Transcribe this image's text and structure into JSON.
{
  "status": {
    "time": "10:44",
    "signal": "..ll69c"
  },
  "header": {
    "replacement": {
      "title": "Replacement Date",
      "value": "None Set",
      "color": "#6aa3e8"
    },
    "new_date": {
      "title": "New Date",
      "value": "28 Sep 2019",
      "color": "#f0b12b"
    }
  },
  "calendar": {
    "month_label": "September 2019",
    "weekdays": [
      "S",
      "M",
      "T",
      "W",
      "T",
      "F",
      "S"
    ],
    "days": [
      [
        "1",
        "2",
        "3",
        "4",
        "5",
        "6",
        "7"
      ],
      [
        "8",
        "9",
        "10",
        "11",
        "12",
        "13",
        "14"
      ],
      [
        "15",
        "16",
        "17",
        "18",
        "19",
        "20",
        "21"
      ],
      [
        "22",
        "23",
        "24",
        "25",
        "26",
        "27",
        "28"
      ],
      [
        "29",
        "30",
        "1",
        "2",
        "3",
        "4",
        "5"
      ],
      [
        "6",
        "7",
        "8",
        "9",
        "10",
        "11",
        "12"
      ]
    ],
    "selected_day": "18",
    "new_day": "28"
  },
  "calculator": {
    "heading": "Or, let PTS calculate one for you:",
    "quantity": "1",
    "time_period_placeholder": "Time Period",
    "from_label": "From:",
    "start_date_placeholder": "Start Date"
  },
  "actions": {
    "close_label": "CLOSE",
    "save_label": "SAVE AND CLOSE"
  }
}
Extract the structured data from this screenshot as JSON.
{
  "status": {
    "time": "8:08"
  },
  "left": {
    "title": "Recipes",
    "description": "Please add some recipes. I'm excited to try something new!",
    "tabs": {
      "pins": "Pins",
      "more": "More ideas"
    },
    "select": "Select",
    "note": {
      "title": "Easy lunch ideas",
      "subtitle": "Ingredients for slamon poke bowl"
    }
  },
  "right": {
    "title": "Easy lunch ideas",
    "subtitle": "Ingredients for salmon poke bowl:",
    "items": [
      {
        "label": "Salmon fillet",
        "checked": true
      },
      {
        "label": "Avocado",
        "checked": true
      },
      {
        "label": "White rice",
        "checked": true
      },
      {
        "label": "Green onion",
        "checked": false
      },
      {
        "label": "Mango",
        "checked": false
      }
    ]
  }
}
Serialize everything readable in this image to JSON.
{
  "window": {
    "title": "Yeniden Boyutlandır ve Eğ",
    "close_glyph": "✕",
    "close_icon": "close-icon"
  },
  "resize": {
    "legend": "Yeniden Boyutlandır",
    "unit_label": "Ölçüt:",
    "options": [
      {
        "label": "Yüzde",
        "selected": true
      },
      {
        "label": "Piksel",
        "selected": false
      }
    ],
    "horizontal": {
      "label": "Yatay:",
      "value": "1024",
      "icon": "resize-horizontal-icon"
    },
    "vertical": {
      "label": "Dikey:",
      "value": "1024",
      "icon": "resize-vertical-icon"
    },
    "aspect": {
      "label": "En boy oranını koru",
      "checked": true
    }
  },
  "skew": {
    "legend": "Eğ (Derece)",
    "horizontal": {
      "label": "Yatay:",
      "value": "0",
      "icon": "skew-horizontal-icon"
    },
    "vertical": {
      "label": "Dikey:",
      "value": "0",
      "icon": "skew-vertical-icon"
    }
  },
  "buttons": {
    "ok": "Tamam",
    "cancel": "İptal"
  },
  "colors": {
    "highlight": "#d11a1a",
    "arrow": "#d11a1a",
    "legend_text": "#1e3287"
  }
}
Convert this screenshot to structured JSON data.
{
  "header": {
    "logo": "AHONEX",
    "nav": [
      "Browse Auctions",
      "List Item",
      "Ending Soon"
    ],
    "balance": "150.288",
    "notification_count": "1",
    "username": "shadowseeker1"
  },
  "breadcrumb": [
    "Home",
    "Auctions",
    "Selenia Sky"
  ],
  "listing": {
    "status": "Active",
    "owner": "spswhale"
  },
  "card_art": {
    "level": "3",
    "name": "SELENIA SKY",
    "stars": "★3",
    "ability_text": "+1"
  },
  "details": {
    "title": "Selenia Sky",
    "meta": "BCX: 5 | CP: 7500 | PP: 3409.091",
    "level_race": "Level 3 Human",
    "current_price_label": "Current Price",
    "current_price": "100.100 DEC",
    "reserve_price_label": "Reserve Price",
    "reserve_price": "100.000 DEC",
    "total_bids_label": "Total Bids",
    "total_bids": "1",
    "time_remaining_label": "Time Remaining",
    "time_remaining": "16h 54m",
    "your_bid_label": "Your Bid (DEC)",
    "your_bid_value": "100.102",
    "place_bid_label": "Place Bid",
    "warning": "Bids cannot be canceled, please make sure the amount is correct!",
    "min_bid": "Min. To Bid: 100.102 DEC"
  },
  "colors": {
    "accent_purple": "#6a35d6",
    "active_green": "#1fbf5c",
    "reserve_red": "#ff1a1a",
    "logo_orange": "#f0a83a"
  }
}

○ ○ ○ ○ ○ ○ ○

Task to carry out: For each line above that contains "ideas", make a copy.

Task output:
      "more": "More ideas"
      "title": "Easy lunch ideas",
    "title": "Easy lunch ideas",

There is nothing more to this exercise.